If we like a guy, we will look for any excuse to give us hope that me might like us back. Even if that means making excuses for his words and actions or interpreting them the way we want to hear/see them. (If you want to see a funny representation of this, watch the movie He’s Just Not That Into You. Good insight into the female thought process 😉 ).
Traveling in Packs
So this completely bewilders guys. Why do girls always go to the bathroom together? Why are they always traveling in packs? Sometimes, girls don’t even understand it themselves.
But basically, it’s not just a social comfort thing and our need for friendship, it’s also a safety thing (even if we aren’t aware of it). This is hard for a guy to understand, but sometimes being a girl feels like being prey. Guys “hunt” and “chase” us…and unfortunately sometimes even stalk us.
Girls have to be more careful than guys because as much as I hate to say it, I know for me at least there is that fear in the back of your mind of being attacked and raped. Now of course I don’t think about this all the time, but there are certain situations when I become very cautious.
For example, when I have a night class I don’t walk out to my car alone. Girls are taught to stick together, use the buddy system, avoid dark alleys, don’t go running at night, don’t walk alone at night. We carry mace or walk to our cars with our keys threaded between our fingers as weapons.
We’re also discouraged from traveling alone. As a girl who wants to see the world, this really gets under my skin. I hate feeling limited because of my gender. In fact, it pisses me off. But I have to face the facts: I have to be careful because a guy is physically stronger than me. If he wants to hurt me, I’m at a disadvantage.
So basically, try to understand the vulnerability girls may sometimes feel.
Talk to the girls in your life and don’t be afraid to ask them questions! Observe us, watch some chick-flicks, try to get into our minds.
Also, read books from the POV of female characters. That will help you to get a feel for writing female characters more than anything! (I’d also recommend The Fault in Our Stars by John Green–he writes the female character very well.)
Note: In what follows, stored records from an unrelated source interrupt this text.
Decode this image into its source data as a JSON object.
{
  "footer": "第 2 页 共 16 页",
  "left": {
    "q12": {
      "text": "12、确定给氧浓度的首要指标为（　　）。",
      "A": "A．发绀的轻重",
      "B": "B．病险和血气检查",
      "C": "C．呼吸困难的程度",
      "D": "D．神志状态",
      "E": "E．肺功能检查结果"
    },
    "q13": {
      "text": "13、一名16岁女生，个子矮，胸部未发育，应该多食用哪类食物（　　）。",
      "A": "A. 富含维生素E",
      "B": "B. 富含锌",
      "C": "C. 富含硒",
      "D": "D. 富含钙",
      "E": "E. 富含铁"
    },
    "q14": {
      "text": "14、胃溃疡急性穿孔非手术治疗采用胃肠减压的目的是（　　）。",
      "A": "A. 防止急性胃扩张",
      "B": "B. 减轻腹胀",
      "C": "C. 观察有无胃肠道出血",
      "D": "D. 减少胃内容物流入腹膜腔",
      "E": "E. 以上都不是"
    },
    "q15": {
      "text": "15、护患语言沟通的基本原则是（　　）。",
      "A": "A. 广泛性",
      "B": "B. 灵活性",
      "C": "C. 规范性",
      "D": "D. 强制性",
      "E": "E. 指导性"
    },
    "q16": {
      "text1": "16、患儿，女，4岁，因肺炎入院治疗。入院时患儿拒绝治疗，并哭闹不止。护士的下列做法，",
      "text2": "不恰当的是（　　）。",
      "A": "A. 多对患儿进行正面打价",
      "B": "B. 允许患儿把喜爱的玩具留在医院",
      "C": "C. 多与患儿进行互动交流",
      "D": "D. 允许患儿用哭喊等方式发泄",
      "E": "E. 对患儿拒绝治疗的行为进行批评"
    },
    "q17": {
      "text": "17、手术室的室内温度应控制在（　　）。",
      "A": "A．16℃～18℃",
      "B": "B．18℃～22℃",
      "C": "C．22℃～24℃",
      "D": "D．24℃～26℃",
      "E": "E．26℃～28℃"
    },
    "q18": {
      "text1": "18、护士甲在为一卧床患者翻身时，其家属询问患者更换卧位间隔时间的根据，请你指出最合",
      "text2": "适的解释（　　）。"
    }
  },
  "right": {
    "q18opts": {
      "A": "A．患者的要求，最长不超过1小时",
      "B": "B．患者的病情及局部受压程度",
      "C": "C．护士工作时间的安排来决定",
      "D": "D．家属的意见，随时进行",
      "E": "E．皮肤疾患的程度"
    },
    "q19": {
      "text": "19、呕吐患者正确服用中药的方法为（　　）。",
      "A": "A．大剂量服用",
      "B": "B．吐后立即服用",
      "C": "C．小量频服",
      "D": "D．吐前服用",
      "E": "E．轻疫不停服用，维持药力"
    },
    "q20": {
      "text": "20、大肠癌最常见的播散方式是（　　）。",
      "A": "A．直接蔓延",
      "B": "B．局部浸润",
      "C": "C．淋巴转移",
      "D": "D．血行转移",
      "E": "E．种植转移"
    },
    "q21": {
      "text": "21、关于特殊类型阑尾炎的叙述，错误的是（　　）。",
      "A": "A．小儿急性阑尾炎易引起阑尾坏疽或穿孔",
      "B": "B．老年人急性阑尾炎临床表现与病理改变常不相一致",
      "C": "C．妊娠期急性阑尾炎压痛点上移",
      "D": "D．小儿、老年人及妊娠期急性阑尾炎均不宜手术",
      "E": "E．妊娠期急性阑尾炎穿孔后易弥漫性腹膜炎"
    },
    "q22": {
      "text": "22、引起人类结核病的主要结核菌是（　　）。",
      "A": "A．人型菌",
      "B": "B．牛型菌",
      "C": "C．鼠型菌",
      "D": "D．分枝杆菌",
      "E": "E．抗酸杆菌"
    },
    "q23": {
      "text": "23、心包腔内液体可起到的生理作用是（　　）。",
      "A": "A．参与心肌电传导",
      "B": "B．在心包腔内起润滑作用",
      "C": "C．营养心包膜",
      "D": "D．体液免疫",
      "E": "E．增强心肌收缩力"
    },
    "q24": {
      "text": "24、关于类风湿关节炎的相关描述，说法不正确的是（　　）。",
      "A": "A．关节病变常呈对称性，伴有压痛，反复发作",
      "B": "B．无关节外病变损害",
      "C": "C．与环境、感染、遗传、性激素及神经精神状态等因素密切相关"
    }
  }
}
And be patient. It may take practice and time for you to feel comfortable writing another gender. And if you still have doubts, have a girl read your story. She will be able to point out any faults and you will be able to learn from your mistakes.